Breastfeeding books and brochures, prenatal yoga classes and pregnancy advertisements often become familiar and even trusted sources of information for expectant parents. But for Assistant Professor of Communication Elizabeth Johnson-Young, they provide a treasure trove of insight for her research, which centers on health communication, family and media.
Dr. Johnson-Young’s recent work has focused on maternal and family health, including breastfeeding intentions, pregnancy body image and pediatrician-parent communication regarding safety and health, especially when it comes to firearms.
She seeks answers to questions like: What is the common media content regarding the topic? How are people talking about the issue, in both face-to-face and interactive media situations? What is the impact of media and communication on the attitudes, beliefs and behaviors of the people involved? Using mostly quantitative and qualitative social science methods, Dr. Johnson-Young researches how and why people use media, what the media content and landscape is, the role of interpersonal communication, and how those and other communication forms impact health perceptions and behaviors.
At UMW, Dr. Johnson-Young has taught courses on communication research methods, public communication campaigns, health communication, gender and communication, and small group.
Areas of Expertise (8)
Gender and Communication
Small Group Communication
Public Communication Campaigns
Communication Research Methods
Pregnancy Body Image and the Media
UMW Alumni Association’s Outstanding Young Faculty Award (professional)
North Carolina State University: Ph.D., Communication, Rhetoric, and Digital Media 2015
Virginia Polytechnic Institute and State University: M.A., Communication 2010
University of North Carolina at Greensboro: B.A., Media Studies, Political Science 2006
- Journal of Health Communication
- Health Communication
- Association for Education in Journalism and Mass Communication
- Sex Roles
- Kentucky Journal of Communication
- Virginia Association of Communication Arts and Sciences
Event Appearances (4)
“The Situation is a Lot More Nuanced Than That”: A Qualitative Analysis of Women’s Mental Health in the Humor and Music of ‘Crazy Ex-Girlfriend.’
National Communication Association (Feminist and Gender Studies Division) Virtual Conference
Normalizing Women's Mental Illness and Mental Health Conversations: An Analysis of Humor and Music in 'Crazy Ex-Girlfriend.'
Pop Culture Association (Gender and Media Studies Division), Philadelphia, PA.
Understanding Pediatric Residents’ Communication Decisions Regarding Anticipatory Guidance About Firearms
National Communication Association (Health Communication Division) Baltimore, Maryland
Religion and the media: A study of student perception of media bias in Georgia
Association of Education in Journalism and Mass Communication (AEJMC) Washington, D.C.
Understanding Pediatric Residents’ Communication Decisions Regarding Anticipatory Guidance About FirearmsJournal of Health Communication

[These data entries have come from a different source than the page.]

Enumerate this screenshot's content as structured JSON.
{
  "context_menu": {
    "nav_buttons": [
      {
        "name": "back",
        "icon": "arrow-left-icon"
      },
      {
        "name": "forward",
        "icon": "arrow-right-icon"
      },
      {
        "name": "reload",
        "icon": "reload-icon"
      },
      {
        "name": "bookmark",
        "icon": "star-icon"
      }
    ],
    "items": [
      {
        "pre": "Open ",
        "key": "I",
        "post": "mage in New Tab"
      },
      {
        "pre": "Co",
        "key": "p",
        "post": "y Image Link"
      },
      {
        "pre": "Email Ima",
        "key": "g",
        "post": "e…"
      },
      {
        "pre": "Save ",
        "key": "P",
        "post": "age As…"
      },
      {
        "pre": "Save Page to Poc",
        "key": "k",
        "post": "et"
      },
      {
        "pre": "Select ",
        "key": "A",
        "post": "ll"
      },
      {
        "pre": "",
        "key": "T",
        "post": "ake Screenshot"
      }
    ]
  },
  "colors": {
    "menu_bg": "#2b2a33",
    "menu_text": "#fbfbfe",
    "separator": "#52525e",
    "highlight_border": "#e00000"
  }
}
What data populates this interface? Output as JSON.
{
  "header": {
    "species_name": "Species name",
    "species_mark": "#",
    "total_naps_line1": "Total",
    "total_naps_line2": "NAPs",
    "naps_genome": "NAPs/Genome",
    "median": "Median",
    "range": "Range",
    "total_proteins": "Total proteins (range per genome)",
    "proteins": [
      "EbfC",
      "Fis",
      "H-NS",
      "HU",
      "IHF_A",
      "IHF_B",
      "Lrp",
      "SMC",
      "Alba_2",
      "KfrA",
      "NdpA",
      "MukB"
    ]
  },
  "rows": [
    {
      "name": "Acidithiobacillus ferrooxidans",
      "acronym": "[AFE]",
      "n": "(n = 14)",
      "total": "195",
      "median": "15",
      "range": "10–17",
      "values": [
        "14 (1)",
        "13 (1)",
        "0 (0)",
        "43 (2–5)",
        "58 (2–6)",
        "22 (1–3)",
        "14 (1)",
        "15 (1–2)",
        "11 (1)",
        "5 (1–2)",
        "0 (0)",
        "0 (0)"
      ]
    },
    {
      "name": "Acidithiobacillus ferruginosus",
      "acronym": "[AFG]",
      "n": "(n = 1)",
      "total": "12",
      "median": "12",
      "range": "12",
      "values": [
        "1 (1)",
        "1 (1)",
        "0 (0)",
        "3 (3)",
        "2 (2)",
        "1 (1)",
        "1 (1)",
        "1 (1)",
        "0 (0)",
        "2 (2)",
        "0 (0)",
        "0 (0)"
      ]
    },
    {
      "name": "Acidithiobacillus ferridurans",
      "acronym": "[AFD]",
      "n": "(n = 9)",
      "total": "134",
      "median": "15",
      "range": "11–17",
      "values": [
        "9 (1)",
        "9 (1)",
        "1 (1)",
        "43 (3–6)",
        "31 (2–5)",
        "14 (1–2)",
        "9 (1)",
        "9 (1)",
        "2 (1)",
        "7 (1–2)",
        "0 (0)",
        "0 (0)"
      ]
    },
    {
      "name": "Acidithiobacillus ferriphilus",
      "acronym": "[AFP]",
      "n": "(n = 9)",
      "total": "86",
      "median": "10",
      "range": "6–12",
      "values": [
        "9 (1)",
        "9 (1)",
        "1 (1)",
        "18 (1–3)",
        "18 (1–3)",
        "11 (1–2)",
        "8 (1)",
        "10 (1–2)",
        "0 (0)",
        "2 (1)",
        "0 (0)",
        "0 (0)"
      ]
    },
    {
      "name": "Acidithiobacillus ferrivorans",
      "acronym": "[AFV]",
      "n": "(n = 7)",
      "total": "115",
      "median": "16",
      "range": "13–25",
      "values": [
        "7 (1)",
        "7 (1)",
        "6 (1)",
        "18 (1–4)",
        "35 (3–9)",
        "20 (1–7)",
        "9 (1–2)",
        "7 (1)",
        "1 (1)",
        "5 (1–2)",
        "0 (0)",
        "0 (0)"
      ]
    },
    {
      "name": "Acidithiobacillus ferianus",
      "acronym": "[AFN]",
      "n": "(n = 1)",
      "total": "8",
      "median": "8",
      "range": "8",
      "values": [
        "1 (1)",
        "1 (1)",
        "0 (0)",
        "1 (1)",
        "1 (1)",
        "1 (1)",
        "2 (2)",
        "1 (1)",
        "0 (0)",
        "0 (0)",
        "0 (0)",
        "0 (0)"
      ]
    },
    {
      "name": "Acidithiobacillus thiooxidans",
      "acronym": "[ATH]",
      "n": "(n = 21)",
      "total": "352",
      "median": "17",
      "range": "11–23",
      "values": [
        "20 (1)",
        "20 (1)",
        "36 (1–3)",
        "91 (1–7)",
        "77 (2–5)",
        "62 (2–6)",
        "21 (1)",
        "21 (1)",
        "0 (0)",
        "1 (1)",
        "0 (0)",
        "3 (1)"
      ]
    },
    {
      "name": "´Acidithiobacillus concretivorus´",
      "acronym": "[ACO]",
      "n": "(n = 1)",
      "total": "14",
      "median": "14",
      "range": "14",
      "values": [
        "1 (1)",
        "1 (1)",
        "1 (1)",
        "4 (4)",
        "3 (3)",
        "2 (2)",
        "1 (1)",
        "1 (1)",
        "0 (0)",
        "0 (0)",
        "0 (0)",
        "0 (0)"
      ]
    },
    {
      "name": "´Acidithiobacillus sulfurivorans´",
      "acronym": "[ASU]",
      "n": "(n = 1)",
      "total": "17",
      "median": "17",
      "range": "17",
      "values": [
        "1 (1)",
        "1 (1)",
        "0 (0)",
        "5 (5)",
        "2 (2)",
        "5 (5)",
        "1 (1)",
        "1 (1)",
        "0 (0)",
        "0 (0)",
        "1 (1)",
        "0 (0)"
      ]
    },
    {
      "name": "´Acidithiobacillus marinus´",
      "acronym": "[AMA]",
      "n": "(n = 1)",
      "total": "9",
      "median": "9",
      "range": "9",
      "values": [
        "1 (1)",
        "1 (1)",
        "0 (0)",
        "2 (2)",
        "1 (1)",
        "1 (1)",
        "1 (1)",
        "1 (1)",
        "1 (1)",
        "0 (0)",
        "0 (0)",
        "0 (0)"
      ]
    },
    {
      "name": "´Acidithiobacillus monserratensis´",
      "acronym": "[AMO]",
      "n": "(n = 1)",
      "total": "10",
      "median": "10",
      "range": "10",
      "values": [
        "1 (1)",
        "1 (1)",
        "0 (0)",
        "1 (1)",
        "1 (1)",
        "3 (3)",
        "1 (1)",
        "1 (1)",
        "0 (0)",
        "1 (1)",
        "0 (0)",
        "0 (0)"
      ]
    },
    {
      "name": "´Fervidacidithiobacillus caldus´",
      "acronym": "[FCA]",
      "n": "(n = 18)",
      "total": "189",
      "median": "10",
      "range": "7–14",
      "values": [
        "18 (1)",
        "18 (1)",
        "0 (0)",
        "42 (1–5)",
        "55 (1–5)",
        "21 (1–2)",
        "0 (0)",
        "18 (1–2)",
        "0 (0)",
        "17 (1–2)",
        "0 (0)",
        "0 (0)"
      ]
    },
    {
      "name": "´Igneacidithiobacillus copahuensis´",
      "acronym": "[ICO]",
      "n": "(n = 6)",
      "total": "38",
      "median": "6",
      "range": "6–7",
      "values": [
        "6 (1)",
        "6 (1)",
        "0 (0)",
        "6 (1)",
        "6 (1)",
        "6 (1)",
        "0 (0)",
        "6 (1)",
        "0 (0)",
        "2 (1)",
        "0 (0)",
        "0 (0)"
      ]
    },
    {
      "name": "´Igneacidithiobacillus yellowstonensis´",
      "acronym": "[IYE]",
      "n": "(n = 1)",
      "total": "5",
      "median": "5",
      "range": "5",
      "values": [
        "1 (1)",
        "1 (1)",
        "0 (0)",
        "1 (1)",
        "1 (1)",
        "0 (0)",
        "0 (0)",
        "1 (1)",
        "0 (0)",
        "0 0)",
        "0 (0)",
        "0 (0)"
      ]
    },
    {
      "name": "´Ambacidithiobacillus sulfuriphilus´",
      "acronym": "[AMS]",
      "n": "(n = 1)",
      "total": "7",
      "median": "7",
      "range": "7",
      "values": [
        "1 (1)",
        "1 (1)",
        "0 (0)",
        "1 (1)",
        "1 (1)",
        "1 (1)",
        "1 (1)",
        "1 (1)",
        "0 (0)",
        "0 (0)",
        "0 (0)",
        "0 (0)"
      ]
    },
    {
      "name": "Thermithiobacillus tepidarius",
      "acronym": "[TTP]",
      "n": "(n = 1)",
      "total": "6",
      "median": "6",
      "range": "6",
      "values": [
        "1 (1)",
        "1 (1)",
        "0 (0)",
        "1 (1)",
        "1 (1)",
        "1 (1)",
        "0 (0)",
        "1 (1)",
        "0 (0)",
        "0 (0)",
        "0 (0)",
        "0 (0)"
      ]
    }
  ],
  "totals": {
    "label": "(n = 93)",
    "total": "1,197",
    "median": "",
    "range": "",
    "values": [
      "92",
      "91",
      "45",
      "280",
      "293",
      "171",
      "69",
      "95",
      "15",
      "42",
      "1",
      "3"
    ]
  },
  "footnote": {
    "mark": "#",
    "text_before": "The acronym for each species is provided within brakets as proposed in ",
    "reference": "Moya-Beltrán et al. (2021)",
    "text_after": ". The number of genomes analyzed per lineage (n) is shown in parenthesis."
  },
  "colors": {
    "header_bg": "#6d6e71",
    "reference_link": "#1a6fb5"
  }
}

In 2014, guns were the second leading cause of death among children and teens in the U.S. and it was previously found that approximately 33% of children live in homes with a firearm (Schuster et al., 2000).
Assessment of Pediatric Residents’ Attitudes toward Anticipatory Counseling on Gun SafetyChildren
Guns remain a major cause of injury and death among children. We determined pediatric residents’ familiarity with gun safety campaigns and their gun safety counseling practices.
The CSR paradox: When a social responsibility campaign can tarnish a brandCorporate Communications: An International Journal
2019 The purpose of this paper is to explore the corporate social responsibility (CSR) paradox, when a social campaign hurts the sponsoring brand even while raising concern for the campaign issue.
Predicting Intentions to Breastfeed for Three Months, Six Months, and One Year Using the Theory of Planned Behavior and Body SatisfactionHealth Communication
2019 Breastfeeding is one of the top maternal priorities for many organizations, including the World Health Organization (WHO), The American Academy of Pediatrics (AAP), and the Center for Disease Control (CDC).
Help Me Understand What I Can Expect While I’m Expecting: What Women in a Prenatal Yoga Class Communicate About Body Image, Fitness, and HealthQualitative Research Reports in Communication
Women experience myriad changes during pregnancy. When it comes to how women negotiate and communicate about their changing bodies, expectations, and health, the research is lacking.
Collective Efficacy and the Regulatory Framing of Health Messages: Influences on Concern for Body ImageJournal of Health Communication
A collective efficacy scale is presented and used in 2 experiments that tested the effects of collective efficacy and regulatory framing on concern for body image.